This post is part of a series of guest posts from students, mentors and organization administrators reflecting on Google Summer of Code (GSoC) 2016.
QEMU is a machine emulator and virtualizer. It can run operating systems and programs made for one machine (e.g. an ARM board) on a different machine (e.g. your own PC). It is also used by hypervisors like KVM and Xen to virtualize x86, ARM, POWER and other architectures so virtual machines can run at near-native performance.
This year was QEMU's sixth time participating in Google Summer of Code and we had 6 students from around the world. Here are highlights from GSoC 2016:
Pranith Kumar worked on Multi-threaded TCG, a larger effort to make QEMU's just-in-time compiler multi-core friendly. He studied the memory ordering CPU instructions for many architectures supported by QEMU and devised a TCG opcode that can represent the memory ordering semantics. His patches allow TCG to correctly translate memory ordering instructions (previously they were ignored!). This is one piece of the puzzle to support multi-threaded translation and will help emulation scale to many cores. Pranith also contributed to testing and debugging multi-threaded TCG issues that he encountered while contributing to this cutting-edge part of QEMU.

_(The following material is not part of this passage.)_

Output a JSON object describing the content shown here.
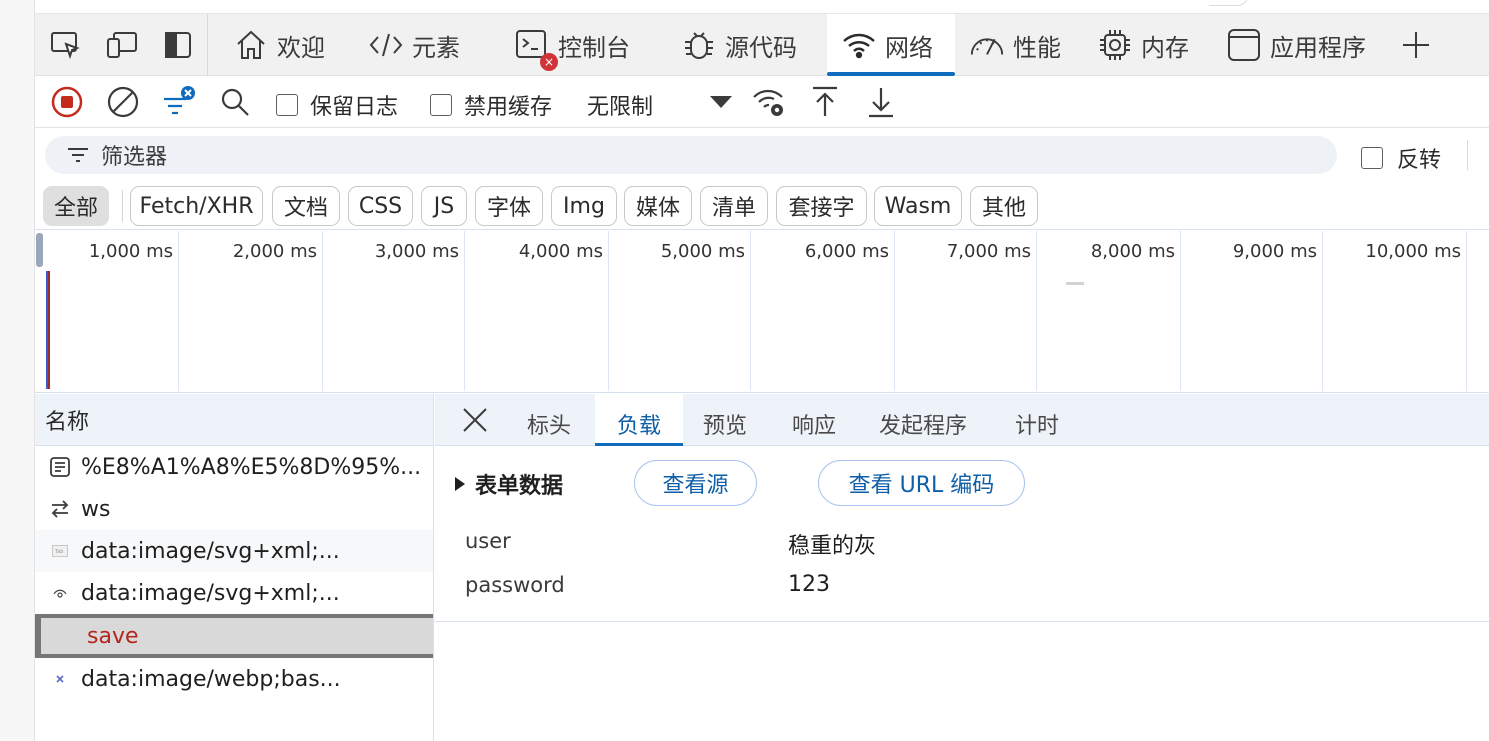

Gerard Garcia worked on packet capture support for AF_VSOCK in Linux, tcpdump and Wireshark. QEMU recently gained support for the virtio-vsock device that allows socket communication between guest and host. The AF_VSOCK address family didn't support packet capture yet, making it hard to debug and observe communication between applications. Gerard’s patches implement the kernel interfaces and tcpdump/Wireshark functionality needed to monitor traffic over AF_VSOCK. This project was challenging because it required getting code merged in multiple open source projects. Gerard pulled it off with great skill!
Every year QEMU applies to participate in GSoC and we’re delighted for the opportunity to mentor students interested in systems programming, emulation, compilers and low-level code like firmware. You are welcome to get in touch on IRC or our mailing lists any time of the year to find out about contributing to QEMU. We also have a wiki page with small tasks you can get started on as your first step in QEMU programming.
By Stefan Hajnoczi, Organization Administrator for QEMU